They harbor a diversity of plants, which in turn provide unique habitats for all manner of insects, birds, and mammals.

Finding our target species thriving locally heartened us and provided a sense of the ecological community these plants might support amid our solar array. For example, sun loving sweet goldenrod (Solidago odora) is abundant at many locations we visited. In addition to the masses of bumblebees, flies, and wasps that flock to its flowers, this species also supports tiny specialized solitary bees in the genera Andrena, Perdita, Pseudopanurgas, and Colletes. Wild yellow indigo (Baptisia tinctoria), a common sight in the power corridors, is a host plant for many butterflies and moths, including frosted elfin (Callophrys irus), which is listed as a special conservation concern in Massachusetts. Flat-topped aster (Doellingeria umbellatus) provides forage for both the specialist bee Andrena erythonii and is also a host plant for Harris’ checkerspot (Chlosyne harrisii), a state butterfly species of concern.

The plants we selected to thrive in the shadier conditions beneath the panels will offer value to pollinators as well. Poke milkweed (Asclepias exaltata), a relatively uncommon woodland dwelling milkweed, will provide summer forage as well as host sites for monarch butterflies. Wood aster (Eurybia divaricata) and heart-leaved aster (Symphyotrichum cordifolium) will provide much needed fall forage for pollinators. The beautiful wreath goldenrod (Solidago caesia) will complement its full sun companions with dazzling golden spires which attract late season bumblebees.

Brendan Keegan and Colin McCallum-Cook clean seed of little bluestem
Horticulturists Brendan Keegan and Colin McCallum-Cook clean seed from little bluestem (Schizachryium scoparium) at the Dana Greenhouses last winter. Andrew Gapinski

Although some may argue that a meadow beneath a solar array is hardly a natural habitat, we hope this project highlights the harmony that can exist between nature and our modern world. As the power corridors’ diverse plant communities illustrate, technological improvements also offer unforeseen opportunities for actively managing and enhancing landscapes for plants and wildlife. Over the course of the next few seasons, we hope the solar pollinator meadow will thrive as an example of how sustainable energy and environmental enhancement can lead to better outcomes for all.

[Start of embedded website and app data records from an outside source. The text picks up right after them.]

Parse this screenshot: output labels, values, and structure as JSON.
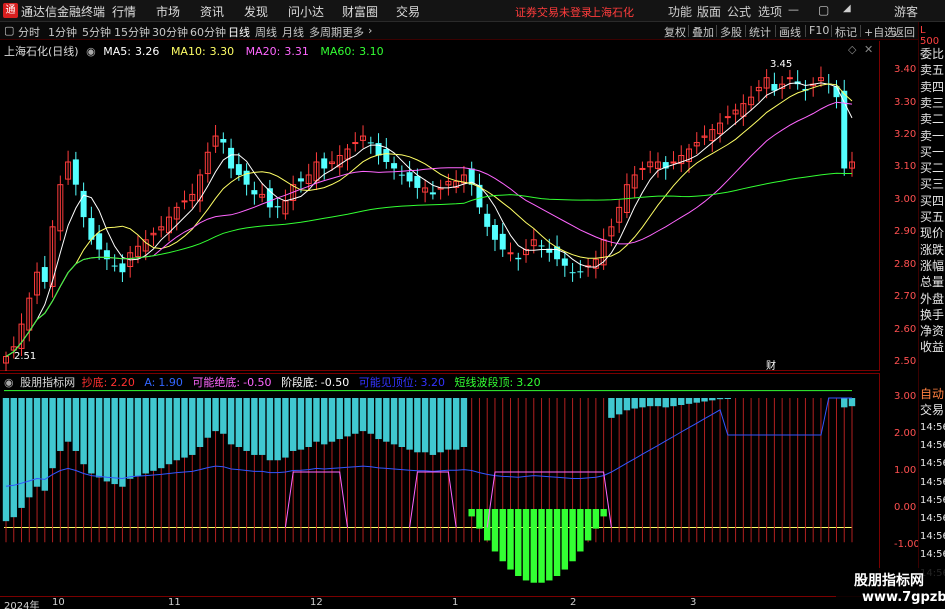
{
  "app": {
    "logo": "通",
    "title": "通达信金融终端"
  },
  "menu": [
    "行情",
    "市场",
    "资讯",
    "发现",
    "问小达",
    "财富圈",
    "交易"
  ],
  "status": {
    "login": "证券交易未登录",
    "stock": "上海石化"
  },
  "window_menu": [
    "功能",
    "版面",
    "公式",
    "选项",
    "游客"
  ],
  "toolbar": {
    "periods": [
      "分时",
      "1分钟",
      "5分钟",
      "15分钟",
      "30分钟",
      "60分钟",
      "日线",
      "周线",
      "月线",
      "多周期",
      "更多"
    ],
    "active_period": "日线",
    "tools": [
      "复权",
      "叠加",
      "多股",
      "统计",
      "画线",
      "F10",
      "标记",
      "+自选",
      "返回"
    ]
  },
  "main_chart": {
    "name": "上海石化(日线)",
    "ma": [
      {
        "label": "MA5:",
        "value": "3.26",
        "color": "#ffffff"
      },
      {
        "label": "MA10:",
        "value": "3.30",
        "color": "#ffff66"
      },
      {
        "label": "MA20:",
        "value": "3.31",
        "color": "#ff66ff"
      },
      {
        "label": "MA60:",
        "value": "3.10",
        "color": "#33ff33"
      }
    ],
    "high_label": "3.45",
    "low_label": "2.51",
    "event_marker": "财",
    "price_ticks": [
      "3.40",
      "3.30",
      "3.20",
      "3.10",
      "3.00",
      "2.90",
      "2.80",
      "2.70",
      "2.60",
      "2.50"
    ]
  },
  "sub_chart": {
    "name": "股朋指标网",
    "items": [
      {
        "label": "抄底:",
        "value": "2.20",
        "color": "#ff3030"
      },
      {
        "label": "A:",
        "value": "1.90",
        "color": "#3366ff"
      },
      {
        "label": "可能绝底:",
        "value": "-0.50",
        "color": "#ff66ff"
      },
      {
        "label": "阶段底:",
        "value": "-0.50",
        "color": "#ffffff"
      },
      {
        "label": "可能见顶位:",
        "value": "3.20",
        "color": "#3333ff"
      },
      {
        "label": "短线波段顶:",
        "value": "3.20",
        "color": "#33ff33"
      }
    ],
    "ticks": [
      "3.00",
      "2.00",
      "1.00",
      "0.00",
      "-1.00"
    ]
  },
  "date_axis": [
    "2024年",
    "10",
    "11",
    "12",
    "1",
    "2",
    "3"
  ],
  "quote_panel": {
    "header": "L 500",
    "items": [
      "委比",
      "卖五",
      "卖四",
      "卖三",
      "卖二",
      "卖一",
      "买一",
      "买二",
      "买三",
      "买四",
      "买五",
      "现价",
      "涨跌",
      "涨幅",
      "总量",
      "外盘",
      "换手",
      "净资",
      "收益",
      "自动",
      "交易",
      "14:56",
      "14:56",
      "14:56",
      "14:56",
      "14:56",
      "14:56",
      "14:56",
      "14:56",
      "14:56"
    ]
  },
  "watermark": {
    "line1": "股朋指标网",
    "line2": "www.7gpzb.com"
  },
  "chart_data": {
    "type": "candlestick",
    "y_range": [
      2.5,
      3.45
    ],
    "x_months": [
      "10",
      "11",
      "12",
      "1",
      "2",
      "3"
    ],
    "high": 3.45,
    "low": 2.51,
    "ma_last": {
      "MA5": 3.26,
      "MA10": 3.3,
      "MA20": 3.31,
      "MA60": 3.1
    },
    "close_path": [
      2.52,
      2.55,
      2.62,
      2.7,
      2.78,
      2.75,
      2.92,
      3.05,
      3.12,
      3.05,
      2.95,
      2.88,
      2.85,
      2.82,
      2.8,
      2.78,
      2.84,
      2.86,
      2.88,
      2.9,
      2.92,
      2.95,
      2.98,
      3.0,
      3.02,
      3.08,
      3.15,
      3.2,
      3.18,
      3.1,
      3.08,
      3.05,
      3.02,
      3.02,
      2.98,
      2.98,
      3.0,
      3.05,
      3.06,
      3.08,
      3.12,
      3.1,
      3.12,
      3.14,
      3.16,
      3.18,
      3.2,
      3.18,
      3.14,
      3.12,
      3.1,
      3.08,
      3.06,
      3.04,
      3.04,
      3.02,
      3.04,
      3.06,
      3.06,
      3.08,
      3.05,
      2.98,
      2.92,
      2.88,
      2.85,
      2.84,
      2.82,
      2.85,
      2.88,
      2.86,
      2.84,
      2.82,
      2.8,
      2.78,
      2.78,
      2.8,
      2.82,
      2.88,
      2.92,
      2.98,
      3.05,
      3.08,
      3.1,
      3.12,
      3.12,
      3.1,
      3.12,
      3.14,
      3.16,
      3.18,
      3.2,
      3.22,
      3.24,
      3.26,
      3.28,
      3.3,
      3.32,
      3.35,
      3.38,
      3.34,
      3.36,
      3.38,
      3.36,
      3.34,
      3.36,
      3.38,
      3.36,
      3.32,
      3.1,
      3.12
    ],
    "sub_indicator_ticks": [
      3.0,
      2.0,
      1.0,
      0.0,
      -1.0
    ]
  }
}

From “free” to “friend”…

Established in 1911 as the Bulletin of Popular Information, Arnoldia has long been a definitive forum for conversations about temperate woody plants and their landscapes. In 2022, we rolled out a new vision for the magazine as a vigorous forum for tales of plant exploration, behind-the-scenes glimpses of botanical research, and deep dives into the history of gardens, landscapes, and science. The new Arnoldia includes poetry, visual art, and literary essays, following the human imagination wherever it entangles with trees.

It takes resources to gather and nurture these new voices, and we depend on the support of our member-subscribers to make it possible. But membership means more: by becoming a member of the Arnold Arboretum, you help to keep our collection vibrant and our research and educational mission active. Through the pages of Arnoldia, you can take part in the life of this free-to-all landscape whether you live next door or an ocean away.

For more tree-entangled art, science, and writing, subscribe to Arnoldia by becoming a member of the Arnold Arboretum.